Milieux, hommes et techniques du Sahara prhistorique. [No editor] 53-67. Paris: Harmattan.
Vernet, R., Otte, M., Tarrou, L., Gallin, A., & Goris-Creuseveau, J. 2007. Fouille de la butte de FA 10
(Banc d'Arguin) et son apport la connaissance de la culture pipalolithique de Foum Arguin, nordouest du Sahara. Journal of African Archaeology, 5(1) : 17-45.
Vycichl, Werner 1952. Punischer Sprachinflu in Berberischen. JNES 11: 198-204.
Walz, Terence 1978. Trade between Egypt and Bild As-Sdn 1700-1820. Cairo: Institut Franais
DArchologie Orientale du Caire.
Wellard, James 1964. The Great Sahara. London: Hutchinson & Co.

18

Roger Blench Linguistic prehistory of the Sahara

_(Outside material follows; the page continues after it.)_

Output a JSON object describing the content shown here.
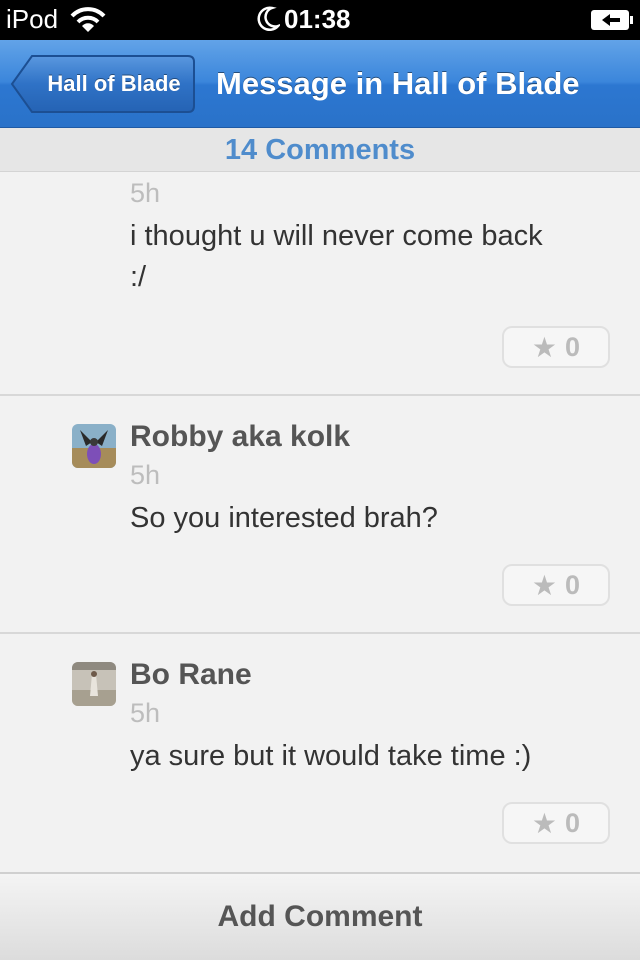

Willms, A. 1980. Die dialektale Differenzierung des Berberishen. Berlin: Reimer.
Wlfel, Dominik Josef 1955. Eurafrikanische Wortschichten als Kulturschichten. Series: Acta
Salmanticensia. Filosofa y letras, 9(1). Salamanca: Universidad de Salamanca.
Wlfel, Dominik Josef 1965. Monumenta linguae Canariae. Austria: Akademische Druck.
Wolff, Ekkehardt & Husseina Alidou 2001. On the Non-Linear Ancestry of Tasawaq (Niger), or: How
Mixed Can a Language Be? In: Historical Language Contact in Africa. Derek Nurse, ed. 523-574.
Kln: Rdiger Kppe.
Worms, J. & Ould Eida, A.M. 2002. Les Savoirs Traditionnels des Imraguen, Activits lies a la pche.
Nouakchott : Parc National du Banc dArguin.
Zeltner, J.C. 1970. Histoire des Arabes sur les Rives du Lac Tchad. Annales de L'Universit d'Abidjan,
Ethnosociologie, F-2,2:112-179.
Zyhlarz, E. 1932. Die Sprache Numidiens. ZES, 7:275-280.

19